As breathtaking as they are, there are a couple of fundamental problems with Michelangelo’s famous Sistine Chapel frescoes: They’re in Italy, and they’re on a very high ceiling.

 

The new touring exhibit “Up Close: Michelangelo’s Sistine Chapel” solves both of those problems by recreating life-size reproductions of the famous Renaissance paintings.

 

Opening June 23 in the suitably dramatic setting of The Oculus inside downtown Manhattan’s Westfield World Trade Center, “Up Close” is made up of museum-quality images taken by photographer Erich Lessing of the master’s many frescoes adorning the ceilings of The Vatican’s most famous church.

 

The 34 near life-size paintings include iconic masterpieces such as “The Creation of Adam” (which was just at the center of a controversy after a black artist created her own version with black women) and a towering depiction of “The Last Judgment” that, at four stories tall, looms over the rest of the exhibit.

 

Michelangelo painted the frescoes between 1508 and 1512 at the insistence of Pope Julius II. Though Michelangelo had primarily been a sculptor up until the commission, he leaned into the challenge and ended up painting 300 figures in all, considered hallmarks of the High Renaissance style and a template for generations of artists after him.

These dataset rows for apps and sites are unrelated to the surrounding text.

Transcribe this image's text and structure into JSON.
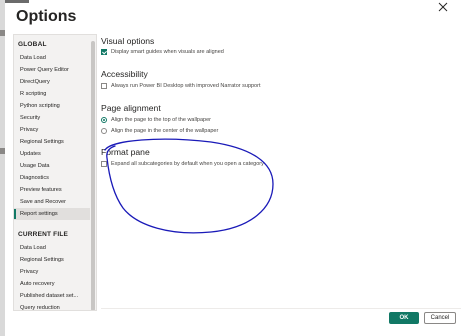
{
  "window": {
    "title": "Options"
  },
  "sidebar": {
    "global_header": "GLOBAL",
    "global_items": [
      {
        "label": "Data Load",
        "active": false
      },
      {
        "label": "Power Query Editor",
        "active": false
      },
      {
        "label": "DirectQuery",
        "active": false
      },
      {
        "label": "R scripting",
        "active": false
      },
      {
        "label": "Python scripting",
        "active": false
      },
      {
        "label": "Security",
        "active": false
      },
      {
        "label": "Privacy",
        "active": false
      },
      {
        "label": "Regional Settings",
        "active": false
      },
      {
        "label": "Updates",
        "active": false
      },
      {
        "label": "Usage Data",
        "active": false
      },
      {
        "label": "Diagnostics",
        "active": false
      },
      {
        "label": "Preview features",
        "active": false
      },
      {
        "label": "Save and Recover",
        "active": false
      },
      {
        "label": "Report settings",
        "active": true
      }
    ],
    "file_header": "CURRENT FILE",
    "file_items": [
      {
        "label": "Data Load"
      },
      {
        "label": "Regional Settings"
      },
      {
        "label": "Privacy"
      },
      {
        "label": "Auto recovery"
      },
      {
        "label": "Published dataset set..."
      },
      {
        "label": "Query reduction"
      }
    ]
  },
  "main": {
    "visual_options": {
      "heading": "Visual options",
      "option": "Display smart guides when visuals are aligned",
      "checked": true
    },
    "accessibility": {
      "heading": "Accessibility",
      "option": "Always run Power BI Desktop with improved Narrator support",
      "checked": false
    },
    "page_alignment": {
      "heading": "Page alignment",
      "option_top": "Align the page to the top of the wallpaper",
      "option_center": "Align the page in the center of the wallpaper",
      "selected": "top"
    },
    "format_pane": {
      "heading": "Format pane",
      "option": "Expand all subcategories by default when you open a category",
      "checked": false
    }
  },
  "footer": {
    "ok_label": "OK",
    "cancel_label": "Cancel"
  },
  "colors": {
    "accent": "#117865",
    "annotation": "#1a1ab8"
  }
}
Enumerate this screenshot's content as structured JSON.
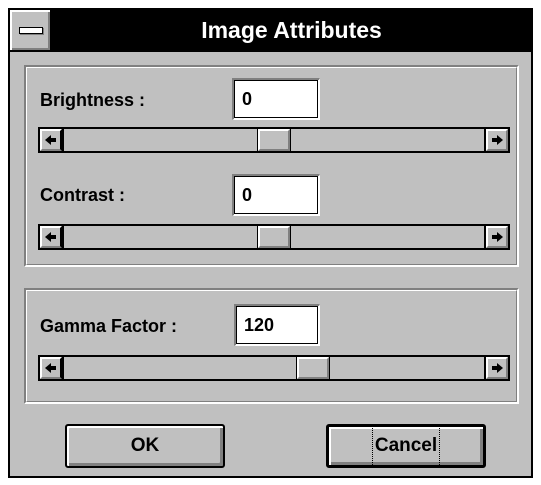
{
  "window": {
    "title": "Image Attributes"
  },
  "brightness": {
    "label": "Brightness :",
    "value": "0",
    "slider_fraction": 0.5
  },
  "contrast": {
    "label": "Contrast :",
    "value": "0",
    "slider_fraction": 0.5
  },
  "gamma": {
    "label": "Gamma Factor :",
    "value": "120",
    "slider_fraction": 0.6
  },
  "buttons": {
    "ok": "OK",
    "cancel": "Cancel"
  },
  "icons": {
    "system_menu": "system-menu-icon",
    "arrow_left": "arrow-left-icon",
    "arrow_right": "arrow-right-icon"
  },
  "colors": {
    "titlebar": "#000000",
    "face": "#c0c0c0",
    "field": "#ffffff"
  }
}
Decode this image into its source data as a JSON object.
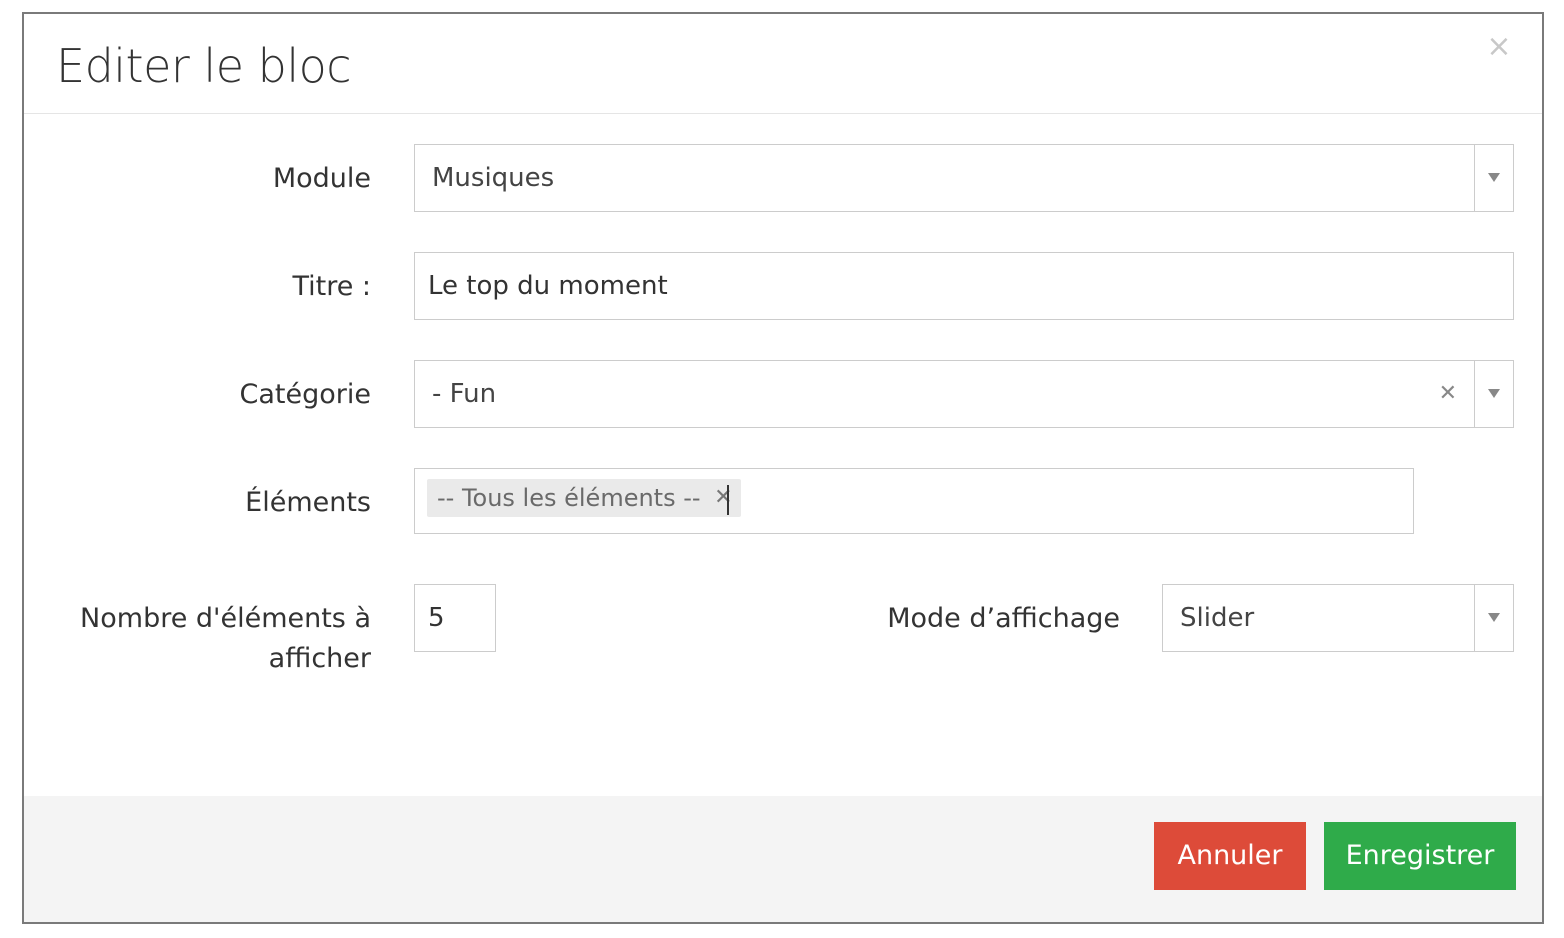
{
  "modal": {
    "title": "Editer le bloc",
    "close_icon": "close-icon"
  },
  "form": {
    "module": {
      "label": "Module",
      "value": "Musiques"
    },
    "titre": {
      "label": "Titre :",
      "value": "Le top du moment"
    },
    "categorie": {
      "label": "Catégorie",
      "value": "- Fun"
    },
    "elements": {
      "label": "Éléments",
      "tags": [
        "-- Tous les éléments --"
      ]
    },
    "nombre": {
      "label_line1": "Nombre d'éléments à",
      "label_line2": "afficher",
      "value": "5"
    },
    "mode": {
      "label": "Mode d’affichage",
      "value": "Slider"
    }
  },
  "footer": {
    "cancel_label": "Annuler",
    "save_label": "Enregistrer"
  },
  "colors": {
    "cancel": "#dd4b39",
    "save": "#2fab4a",
    "footer_bg": "#f4f4f4"
  }
}
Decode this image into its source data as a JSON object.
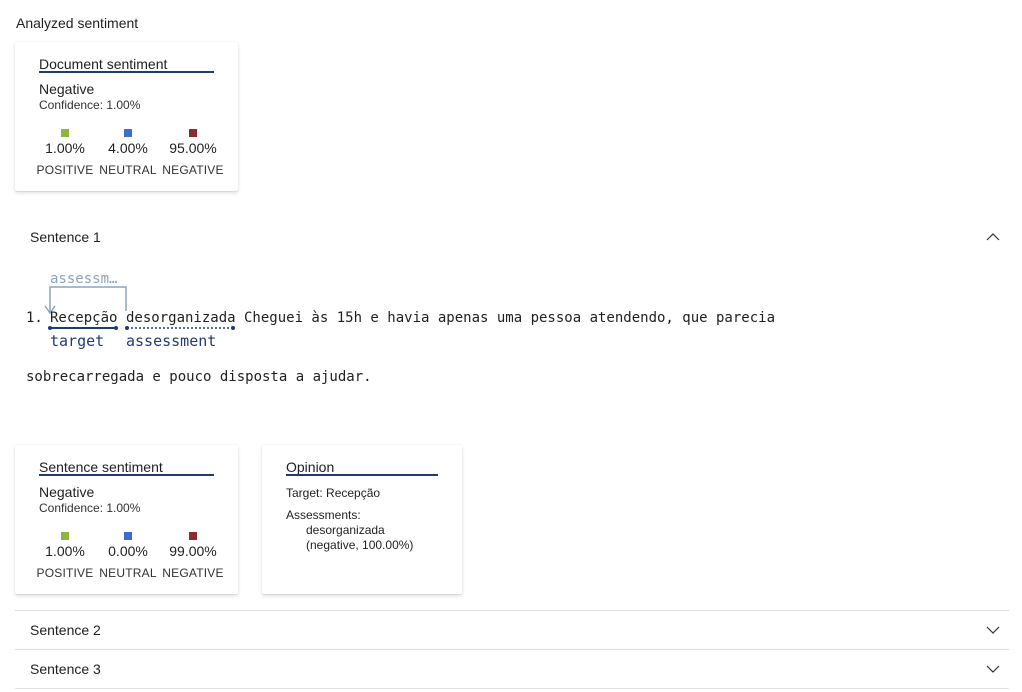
{
  "heading": "Analyzed sentiment",
  "document_card": {
    "title": "Document sentiment",
    "sentiment": "Negative",
    "confidence": "Confidence: 1.00%",
    "scores": [
      {
        "value": "1.00%",
        "label": "POSITIVE",
        "color": "#8cb63c"
      },
      {
        "value": "4.00%",
        "label": "NEUTRAL",
        "color": "#3b6ed3"
      },
      {
        "value": "95.00%",
        "label": "NEGATIVE",
        "color": "#8c2b2b"
      }
    ]
  },
  "sentence1": {
    "title": "Sentence 1",
    "number": "1.",
    "target_word": "Recepção",
    "assessment_word": "desorganizada",
    "rest_line1": "Cheguei às 15h e havia apenas uma pessoa atendendo, que parecia",
    "line2": "sobrecarregada e pouco disposta a ajudar.",
    "target_tag": "target",
    "assessment_tag": "assessment",
    "link_tag": "assessm…",
    "sentence_card": {
      "title": "Sentence sentiment",
      "sentiment": "Negative",
      "confidence": "Confidence: 1.00%",
      "scores": [
        {
          "value": "1.00%",
          "label": "POSITIVE",
          "color": "#8cb63c"
        },
        {
          "value": "0.00%",
          "label": "NEUTRAL",
          "color": "#3b6ed3"
        },
        {
          "value": "99.00%",
          "label": "NEGATIVE",
          "color": "#8c2b2b"
        }
      ]
    },
    "opinion_card": {
      "title": "Opinion",
      "target_label": "Target:",
      "target_value": "Recepção",
      "assessments_label": "Assessments:",
      "assessment_value": "desorganizada",
      "assessment_detail": "(negative, 100.00%)"
    }
  },
  "sentence2": {
    "title": "Sentence 2"
  },
  "sentence3": {
    "title": "Sentence 3"
  },
  "colors": {
    "accent": "#1f3b73",
    "tag_faded": "#8aa3c4",
    "divider": "#e1dfdd"
  }
}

Contrary to popular belief, he painted the ceilings while standing up, which sounds pretty much like torture. No one likes a showoff, Mikey, your peers were already impressed.

“Up Close” arranges the paintings with plenty of room to get as close or as far away as you like, which beats jostling with hordes of tourists only to end up with a crick in your neck from staring up. Yes, you probably already know these paintings well, but there’s something to be said for appreciating the artist’s effort, which really only comes when you can see their sheer size and put your nose right up to the brushstrokes.

Tickets for the exhibit start at $15, with an optional audio guide (available in four languages) for $3. “Up Close” is open daily, and will remain on display through July 23; after that, it sets off on an eight-city tour of Westfield properties across the country, beginning in New Jersey then moving on to Sacramento, Los Angeles, San Diego, Seattle, Chicago and Annapolis, Maryland.